For exclusive access to all our stories, including sequences, teacher tips, video classes, and more, join Outside+ today.
Clean eaters identify with many diet styles — mainstream, flexitarian, vegetarian, etc. — but the one thing we all have in common is our penchant for plants. This sentiment is echoed in health editor and writer Rachel Morris’ latest book, Plant-Based for Tired People.
A veritable field guide for the beginner plant-based eater, this near-200-page tome provides an overview of everything the fledgling flexitarian, vegetarian or vegan, or just someone looking to up their veg intake, may want to know going in. The book makes the case for getting carbohydrates — the body’s primary source of energy — from naturally complex-carb-rich plant sources. Similar to CE’s approach to plant-forward eating, the author explains in the book, “For optimal energy, complex carbs like beans, whole grains, sweet potatoes and quinoa should be your first choice.”
Almost 200 pages of information is broken down into easy-to-read columns and bite-sized morsels of info, interspersed with eye-catching food photography. Nutrition can get complicated quickly, so it’s nice to pick up a dietary wellness book and actually understand what’s going on from beginning to end.
The book is broken into four chapters:
- The Power of Plants: An overview of eating plant-based, such as the diet’s history, its health benefits and how it benefits the planet.
- Making the Switch: Advice to make going plant-based easier, such as easing in, kitchen essentials for painless prep, a grocery list of must-haves and plant sources of the three macronutrients (proteins, carbs and fats).
- Smart Living: Smart ingredient swaps, bulk cooking, effective storage, innovation in the plant-based market and more.
- Energizing Recipes: 32 vibrant recipes for breakfast, lunch and dinner.

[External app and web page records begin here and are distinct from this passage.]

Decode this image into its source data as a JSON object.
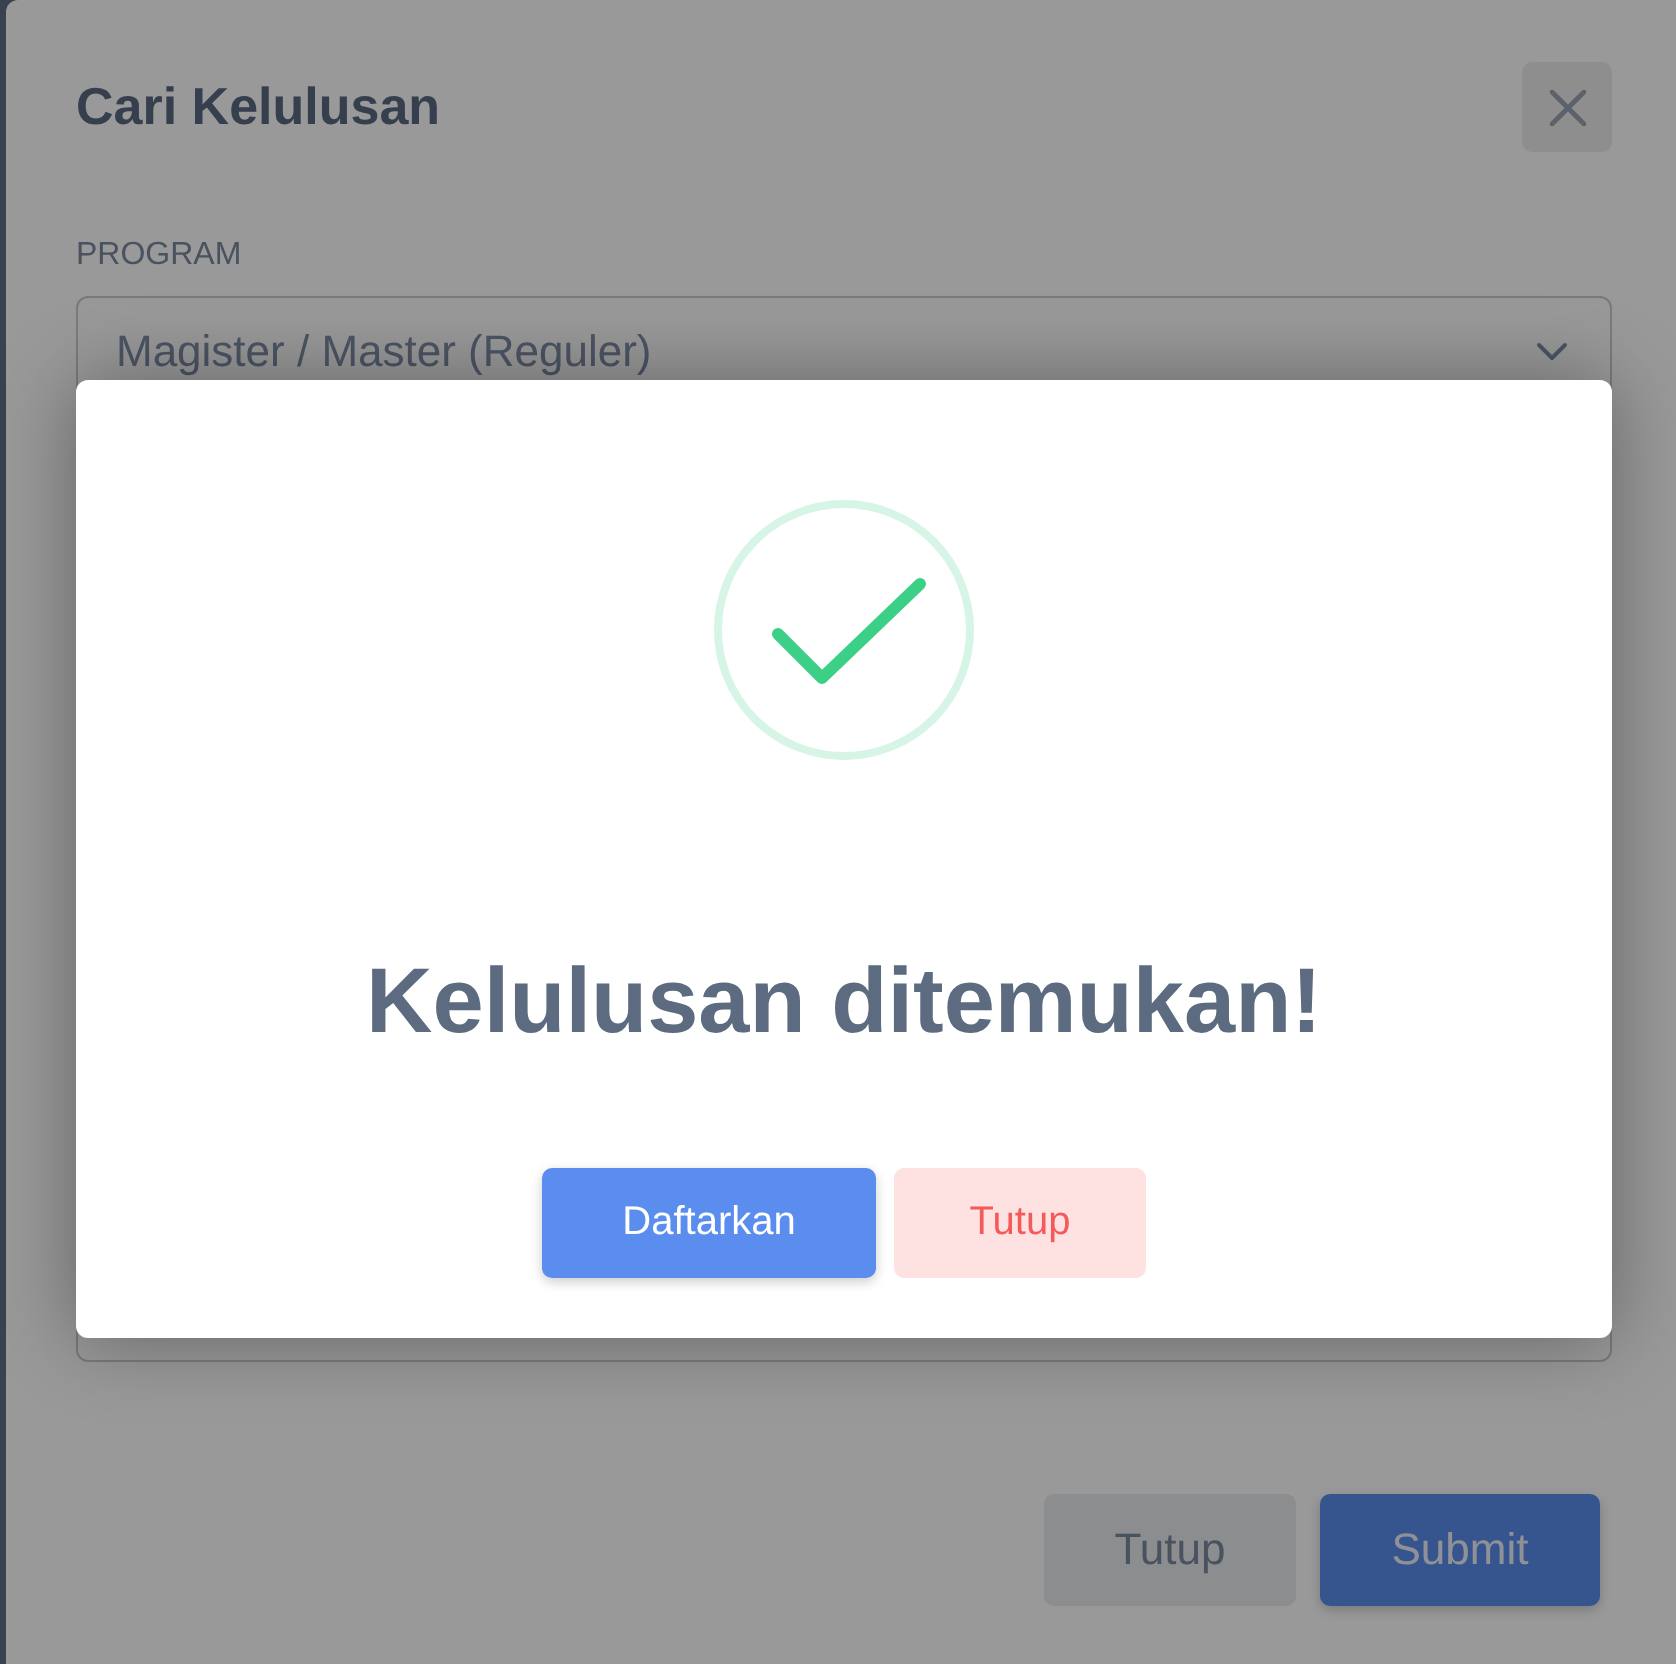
{
  "dialog": {
    "title": "Cari Kelulusan",
    "fields": [
      {
        "label": "PROGRAM",
        "value": "Magister / Master (Reguler)"
      }
    ],
    "buttons": [
      {
        "label": "Tutup",
        "kind": "secondary"
      },
      {
        "label": "Submit",
        "kind": "primary"
      }
    ]
  },
  "alert": {
    "kind": "success",
    "title": "Kelulusan ditemukan!",
    "buttons": [
      {
        "label": "Daftarkan",
        "kind": "confirm"
      },
      {
        "label": "Tutup",
        "kind": "cancel"
      }
    ]
  }
}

Check out our favorite below.
From cover to cover, Plant-Based for Tired People is full of pertinent information for anyone wanting to give the lifestyle a go. Gauging by the book’s title, we had hoped for a deeper dive into the energy and focus benefits of a plant-forward diet, with specific brain-and body-boosting food lists and a deeper look at the studies behind them. But as a jumping off point for the plant-based eater, this book definitely addresses two need-to-know topics: namely, why and how to eat more plants. Check out our favorite recipe from the book:
Whole-Wheat Pasta With Olives, Roasted Cherry Tomatoes & Ricotta
- Preheat oven to 350°F. Cut tomatoes in half and place on a cookie sheet lined with parchment paper. Drizzle with oil and sprinkle with salt, basil and oregano. Roast for 15 minutes.
- Meanwhile, cook rigatoni in boiling salted water according to package directions. In a medium bowl, mix ricotta, basil and Parmigiano-Reggiano.
- Chop tomatoes coarsely. When pasta is done, drain; top with tomatoes, cheese-basil mixture and olives. Drizzle with olive oil and toss to coat.